What’s behind the wine markups?
A MARKUP of up to 300% on wine is common practice in restaurants, but for the average diner it can feel like a rip off. We spoke to some restaurant owners to understand better the logic behind high wine prices.
Glancing at a wine list in an upmarket restaurant can be a stressful experience. The listings can be long and intimidating. Diners often employ two strategies when unsure about ordering a wine — either select by price (the second cheapest bottle is usually the most popular), or select a wine that they are already familiar with.
This raises the question, if my favourite wine costs R85 in the supermarket, why does it cost R245 in a restaurant? Here are some insights into the logic behind the seemingly shocking markup margins, and also why you shouldn’t take your own wine next time.
It is the easiest item to compare

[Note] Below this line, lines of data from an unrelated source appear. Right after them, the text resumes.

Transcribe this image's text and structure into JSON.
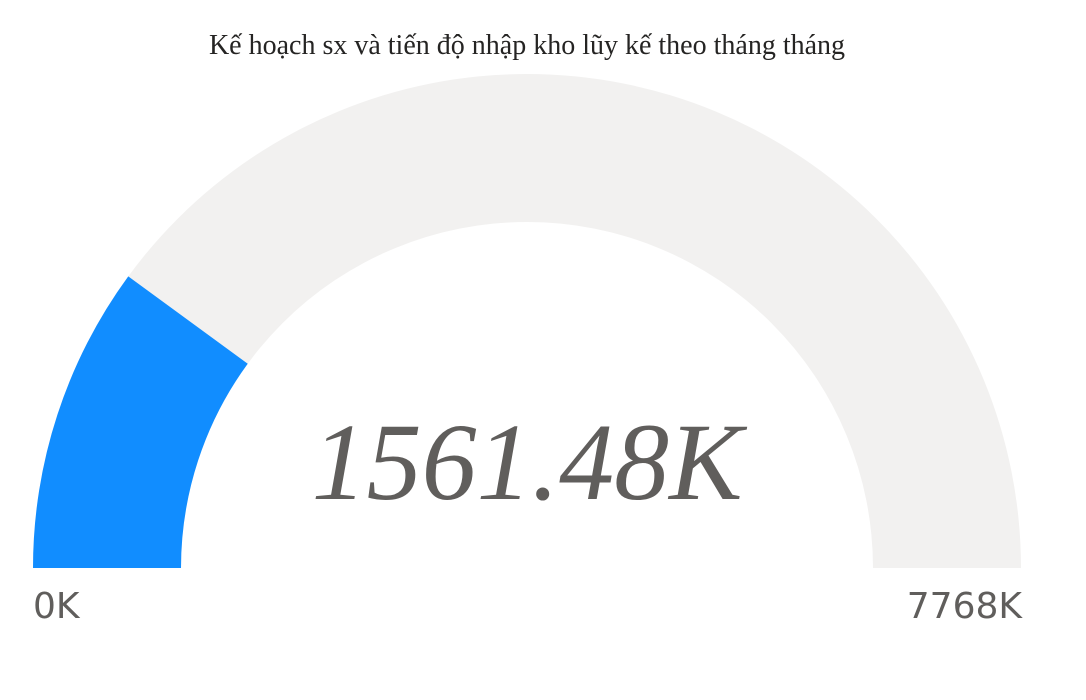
{
  "chart_data": {
    "type": "gauge",
    "title": "Kế hoạch sx và tiến độ nhập kho lũy kế theo tháng tháng",
    "value": 1561.48,
    "value_label": "1561.48K",
    "min": 0,
    "max": 7768,
    "min_label": "0K",
    "max_label": "7768K",
    "unit": "K"
  },
  "colors": {
    "fill": "#118dff",
    "track": "#f2f1f0",
    "text": "#605e5c",
    "title": "#252423"
  }
}
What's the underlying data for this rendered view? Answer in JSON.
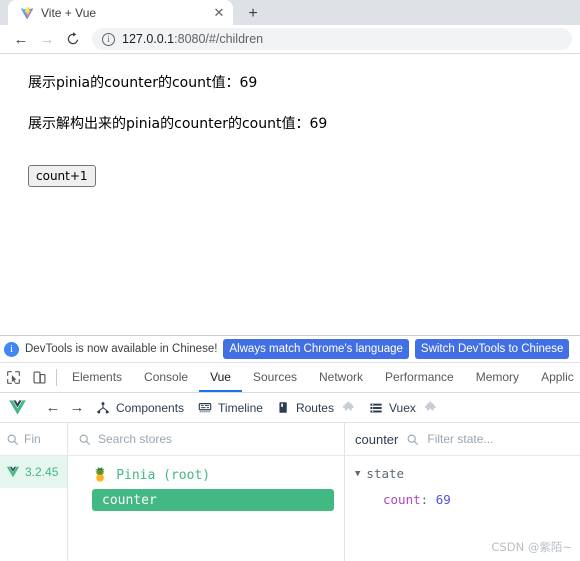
{
  "browser": {
    "tab": {
      "title": "Vite + Vue",
      "favicon_icon": "vite-logo-icon",
      "close_icon": "close-icon"
    },
    "new_tab_icon": "plus-icon",
    "nav": {
      "back_icon": "arrow-left-icon",
      "forward_icon": "arrow-right-icon",
      "reload_icon": "reload-icon"
    },
    "omnibox": {
      "info_icon": "info-circle-icon",
      "url_host": "127.0.0.1",
      "url_port": ":8080",
      "url_path": "/#/children"
    }
  },
  "page": {
    "line1": "展示pinia的counter的count值：69",
    "line2": "展示解构出来的pinia的counter的count值：69",
    "button_label": "count+1"
  },
  "devtools": {
    "notice": {
      "icon": "info-circle-icon",
      "text": "DevTools is now available in Chinese!",
      "primary_button": "Always match Chrome's language",
      "secondary_button": "Switch DevTools to Chinese"
    },
    "toolbar_icons": {
      "inspect": "inspect-element-icon",
      "device": "device-toolbar-icon"
    },
    "tabs": [
      {
        "label": "Elements",
        "active": false
      },
      {
        "label": "Console",
        "active": false
      },
      {
        "label": "Vue",
        "active": true
      },
      {
        "label": "Sources",
        "active": false
      },
      {
        "label": "Network",
        "active": false
      },
      {
        "label": "Performance",
        "active": false
      },
      {
        "label": "Memory",
        "active": false
      },
      {
        "label": "Applic",
        "active": false
      }
    ],
    "accent_color": "#1a73e8"
  },
  "vue_devtools": {
    "logo_icon": "vue-logo-icon",
    "back_icon": "arrow-left-icon",
    "forward_icon": "arrow-right-icon",
    "nav_items": [
      {
        "label": "Components",
        "icon": "components-tree-icon",
        "plugin": false
      },
      {
        "label": "Timeline",
        "icon": "timeline-icon",
        "plugin": false
      },
      {
        "label": "Routes",
        "icon": "routes-book-icon",
        "plugin": true
      },
      {
        "label": "Vuex",
        "icon": "vuex-list-icon",
        "plugin": true
      }
    ],
    "plugin_icon": "puzzle-piece-icon",
    "versions_panel": {
      "search_icon": "search-icon",
      "search_placeholder": "Fin",
      "version_label": "3.2.45",
      "version_icon": "vue-logo-icon"
    },
    "stores_panel": {
      "search_icon": "search-icon",
      "search_placeholder": "Search stores",
      "root_label": "Pinia (root)",
      "root_icon": "pineapple-icon",
      "selected_store": "counter",
      "brand_color": "#42b883"
    },
    "state_panel": {
      "title": "counter",
      "search_icon": "search-icon",
      "filter_placeholder": "Filter state...",
      "caret_icon": "chevron-down-icon",
      "group_label": "state",
      "entry_key": "count",
      "entry_colon": ":",
      "entry_value": "69"
    },
    "watermark": "CSDN @紫陌~"
  }
}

A bottle of wine is the easiest item in the restaurant to compare like for like, for example on an online wine retailer’s website. It may be the only item on the menu that you can get anywhere else, and it is hard to know the retail price of the chef’s seared tuna specialty, for example.
Food is also marked up, but it is harder to compare
The dishes on the menu are also marked up, but of course it is much harder to compare the rand value when it comes to a plate of creamy pasta or your favourite chocolate mousse dessert. Food markups are often aggregated across the whole menu so that cheaper cost items such as a salad, will carry some of the profit burden of the fillet steak, which may only be marked up by 50%.
The food is actually quite cheap
In most restaurants it is not always easy to determine just how chefs helped to prepare your meal. In an upmarket kitchen, the staff in the back of house is always the largest, with approximately one staff member for every three guests in the dining room. Wine markups help to subsidise this heavy wage burden. This disparity is only exaggerated by special offers and discounts.
Liquor licences cost a lot of money
Obtaining a liquor licence for a restaurant or bar can take months of paperwork, legal fees, litigation and stress for the owner. The lawyers fees alone begin at around R12 000 per application, and often end up being closer to R25 000 after all the administration work has been completed.
You’re not only paying for the wine
This is the oldest argument for the markup on wines, but it continues to be as valid as ever. The markup is paying for the sommelier’s advice and expertise, which comes after years of education and training. The cellaring and storage of older vintages is a luxury that comes at a price. Storing wine in the cellar can impact the restaurant’s financial situation, where a large upmarket restaurant can easily have up to R100 000 worth of cash tied up in expensive wines and Champagnes. That beautiful Chardonnay glass? High-end glassware adds to the enjoyment of the wine, but remember that a Riedel or Schott Zwiesel glass can cost about R350 each.
So what’s the deal with corkage?
Wine markups are in integral part of the financial health of any restaurant, so having a corkage policy is implemented as a deterrent, in the hope that the penalty will encourage guests rather to order from the menu. The corkage charge is also in place to recoup some of the losses.
Running and operating a financially successful restaurant is a challenge. Newer restaurants pop up all the time, and during the quieter months of the year it can be a constant struggle to entice diners through the front door. It is a fact that alcohol sales keep restaurants open, so if you have a favourite restaurant in your neighbourhood, consider supporting it by ordering off the wine list. It will make all the difference. — Food24.
Diners often employ two strategies when unsure about ordering a wine — they either select by price or select a wine that they are already familiar with.